It was murder with a laugh track, and it was undeniably successful at its intended mission.

Yes, what Owen says is spot on. Not over the top. It’s psychos conditioning a whole generation. No wonder there are so many people today who need a shrink. Or, better yet, to purge their lives of screens.

Veteran’s Day

It’s that time – the day we commemorate Veteran’s Day. A somber day, not exactly a “Happy Holiday!” with a cheery smile sort of occasion.  This year, appropriately enough, the observance day is also the birthday of the U.S. Marine Corps (U.S.M.C.). Happy birthday, Marines!The US military has been going through a rough patch in the last few decades, with more enemies domestic and internal (especially the most recent former C-in-C, whose policies were extremely destructive to the professionalism and moral of the uniformed forces, from what I’ve heard) than external… those the external threats, from ISIS to RocketMan are not inconsiderable.

I’m a veteran of sorts – served an uneventful (in terms of actual hot-war deployment) enlistment in the US Army Reserve. It’s enough that on some job applications I can check the “veteran” status box, but on others that list specific types of veterans (Vietnam War Era veteran, Service Medal Veteran, etc.) I cannot, because I don’t qualify as any of those specific types. Just a generic “signed up, served, went home, carry on” sort of thing.

I honor those who served, whether draftees like my dad, or volunteers like myself, friends who or family who served in war and came home like Joe Huffman’s son-in-law, or those who served and didn’t, like Adam Plumondore.

So bow your head briefly, raise a glass, or whatever, and thank those who served to protect your right to politely disagree with your fellow American, and helped to create the greatest country this planet has ever seen, flawed, decadent, and in decline though it may be.

Cheers!

Happy 4th

Happy 4th, he said ironically.

America’s birthday. But the corpse of the freedom she represented has been dead a long time, and I don’t see any resurrection miracles on the immediate horizon.

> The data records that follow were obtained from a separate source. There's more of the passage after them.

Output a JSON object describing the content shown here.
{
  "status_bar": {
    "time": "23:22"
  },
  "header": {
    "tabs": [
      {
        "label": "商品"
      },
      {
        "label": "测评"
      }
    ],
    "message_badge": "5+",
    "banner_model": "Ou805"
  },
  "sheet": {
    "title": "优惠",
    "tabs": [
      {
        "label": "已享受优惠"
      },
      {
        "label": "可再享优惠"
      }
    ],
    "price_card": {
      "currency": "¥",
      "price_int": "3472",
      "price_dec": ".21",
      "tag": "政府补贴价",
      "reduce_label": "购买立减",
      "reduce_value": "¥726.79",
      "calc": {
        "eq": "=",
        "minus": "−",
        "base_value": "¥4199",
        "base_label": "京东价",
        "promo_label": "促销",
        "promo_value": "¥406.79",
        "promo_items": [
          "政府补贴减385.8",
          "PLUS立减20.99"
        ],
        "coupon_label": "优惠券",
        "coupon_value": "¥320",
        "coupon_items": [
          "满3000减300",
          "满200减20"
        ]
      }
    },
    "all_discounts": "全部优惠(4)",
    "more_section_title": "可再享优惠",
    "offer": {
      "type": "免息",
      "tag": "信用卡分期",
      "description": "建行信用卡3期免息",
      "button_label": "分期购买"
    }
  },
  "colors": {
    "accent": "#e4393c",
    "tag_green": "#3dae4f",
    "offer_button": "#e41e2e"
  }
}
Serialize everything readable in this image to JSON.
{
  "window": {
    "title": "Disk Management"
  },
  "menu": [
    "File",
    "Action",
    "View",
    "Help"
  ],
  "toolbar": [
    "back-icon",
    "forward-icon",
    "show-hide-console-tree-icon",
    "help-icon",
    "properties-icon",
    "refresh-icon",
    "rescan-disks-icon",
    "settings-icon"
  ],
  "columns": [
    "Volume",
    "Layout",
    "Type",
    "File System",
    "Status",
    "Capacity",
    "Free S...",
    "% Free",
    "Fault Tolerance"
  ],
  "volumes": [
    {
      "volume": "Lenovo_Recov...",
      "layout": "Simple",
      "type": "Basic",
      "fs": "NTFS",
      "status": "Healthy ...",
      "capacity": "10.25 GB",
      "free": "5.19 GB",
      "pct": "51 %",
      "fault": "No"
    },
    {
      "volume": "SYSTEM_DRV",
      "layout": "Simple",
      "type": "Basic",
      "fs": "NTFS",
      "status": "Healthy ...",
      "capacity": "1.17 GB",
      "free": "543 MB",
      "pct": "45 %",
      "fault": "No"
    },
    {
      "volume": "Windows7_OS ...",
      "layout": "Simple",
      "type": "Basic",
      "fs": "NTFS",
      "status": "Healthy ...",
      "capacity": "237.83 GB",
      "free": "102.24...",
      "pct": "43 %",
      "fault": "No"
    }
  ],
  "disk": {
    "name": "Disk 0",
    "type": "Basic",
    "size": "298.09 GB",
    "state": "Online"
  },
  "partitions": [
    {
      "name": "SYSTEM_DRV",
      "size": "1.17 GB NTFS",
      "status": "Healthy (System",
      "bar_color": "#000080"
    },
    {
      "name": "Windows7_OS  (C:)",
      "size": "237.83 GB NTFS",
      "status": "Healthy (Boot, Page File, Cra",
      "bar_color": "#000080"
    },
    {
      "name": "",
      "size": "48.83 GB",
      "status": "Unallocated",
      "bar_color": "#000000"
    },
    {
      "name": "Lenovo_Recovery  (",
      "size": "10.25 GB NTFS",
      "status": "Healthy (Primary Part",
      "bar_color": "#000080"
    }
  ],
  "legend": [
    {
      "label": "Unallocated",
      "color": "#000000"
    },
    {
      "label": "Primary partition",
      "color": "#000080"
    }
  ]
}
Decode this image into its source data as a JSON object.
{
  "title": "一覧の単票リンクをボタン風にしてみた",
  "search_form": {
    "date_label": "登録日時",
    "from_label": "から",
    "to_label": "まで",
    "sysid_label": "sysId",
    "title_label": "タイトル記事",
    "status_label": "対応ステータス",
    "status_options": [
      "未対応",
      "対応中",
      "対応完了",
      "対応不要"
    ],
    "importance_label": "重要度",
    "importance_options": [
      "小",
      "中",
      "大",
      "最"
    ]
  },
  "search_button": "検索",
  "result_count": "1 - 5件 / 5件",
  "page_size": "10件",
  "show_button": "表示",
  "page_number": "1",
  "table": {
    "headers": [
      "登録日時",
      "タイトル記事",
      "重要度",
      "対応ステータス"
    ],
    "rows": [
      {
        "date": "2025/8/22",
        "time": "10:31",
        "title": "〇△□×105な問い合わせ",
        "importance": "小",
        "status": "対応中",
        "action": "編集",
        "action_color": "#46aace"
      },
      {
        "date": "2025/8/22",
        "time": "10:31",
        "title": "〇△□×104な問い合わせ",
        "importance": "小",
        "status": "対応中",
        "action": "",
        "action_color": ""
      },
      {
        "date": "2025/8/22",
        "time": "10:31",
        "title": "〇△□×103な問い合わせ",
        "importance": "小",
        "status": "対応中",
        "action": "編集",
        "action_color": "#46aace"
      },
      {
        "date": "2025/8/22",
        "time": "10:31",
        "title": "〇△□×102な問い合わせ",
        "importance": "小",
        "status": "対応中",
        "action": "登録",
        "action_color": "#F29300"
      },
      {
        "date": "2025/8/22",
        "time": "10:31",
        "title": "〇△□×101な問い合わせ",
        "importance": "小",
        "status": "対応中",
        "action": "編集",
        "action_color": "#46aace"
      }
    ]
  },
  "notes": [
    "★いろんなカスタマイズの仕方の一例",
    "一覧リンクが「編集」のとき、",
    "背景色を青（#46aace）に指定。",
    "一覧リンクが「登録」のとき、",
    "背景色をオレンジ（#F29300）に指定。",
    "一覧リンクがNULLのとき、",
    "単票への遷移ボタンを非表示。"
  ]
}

I still love this nation, and think it’s the best one on the planet. But far too many of her citizens no longer desire freedom, they demand freebies. Too many don’t want opportunity, they want guarantees. The masses don’t want free speech, they want freedom from offense, and demand to shut down the speech of those they disagree with. They demand their opponents be wrapped and tied down like Harrison Bergeron. Too many of those in charge at all levels don’t desire challenge, they want sure things: they are risk averse, bureaucratic, and mindless rule-followers, and if judgment is demanded they want another rule passed by committee in which to wrap themselves for defense. Continue reading Happy 4th

Debating reality

Reality versus feelings

Score: 1-0

I had a conversation recently. We had a minor disagreement over something – the details don’t matter – but it evolved briefly into a discussion over debate methods and why he didn’t like to debate against me. We dropped it, but it got me thinking, and I realized it brought back a memory from a conversation I had a long time ago (~25 years or so) at an SCA event. Continue reading Debating reality